Page 198: 1 At some point in the presentation and 2 these discussions, I always get around to 3 discussing where I think we stand in terms of a 4 competitive company with competitive returns. And 5 I've heard three words during the session so far. 6 One is that rates are egregious. One is that 7 rates are abusive, and the other one is that rates 8 are predatory. I can look at our bottom line and 9 compare that to other companies' bottom lines. 10 Most of these companies you've heard of. And so a 11 few statistics before we can use any of those 12 words. 13 I looked at net income, kind of what you 14 can get from public statements, as a percentage of 15 profit. And here's the listing. Verizon was at 16 14.3 percent; not bad. Time Warner was at 11.4 17 percent, and I'm going in descending order now. 18 AT&T, we've all heard of AT&T and what they do, 19 they're at 10 percent. Century Link, think of that 20 as U.S. West Embark, Century, pretty big company. 21 I think the fourth largest local exchange carrier 22 in the United States; they're at 5 percent. And --- Page 199: 1 now Securus brings up the rear at 1.4 percent. So 2 Verizon makes roughly 10 times what I make on a 3 comparable basis. Time Warner makes eight times 4 what I make. AT&T makes seven times what I make. 5 Century Link makes four times what I make. I'm 6 not saying that any of those are bad. I'm just 7 putting these things in the proper perspective in 8 terms of what we make bottom line after all of our 9 costs, and commissions does represent a 10 significant portion of our costs is a relatively 11 small number. 12 So we don't earn excessive profits. We 13 don't earn excessive profits. We don't earn 14 excessive profits. I said that three times for 15 the egregious and abusive and predatory kinds of 16 comments that come at us most of the time.
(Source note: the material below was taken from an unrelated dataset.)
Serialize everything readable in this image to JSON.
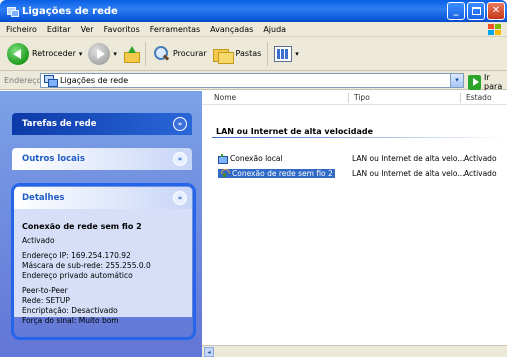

(***) The redacted data does not disclose Securus’ costs to process credit card transactions, but they must be below $9.95, both for the common sense reason that their competitors are able to charge less, and because some states like Alabama require Securus to charge less with no apparent ill effects. Securus reported 4,059,157 credit card transactions ranging from $5.00 to $6.95 in 2012. We calculate the average fee collected to be $6.82 and the median to be $6.95. For 2013, Securus reported 4,769,570 credit card transactions ranging from $3.00 to $9.95. We calculate the average fee collected to be $7.20 and the median to be $6.95.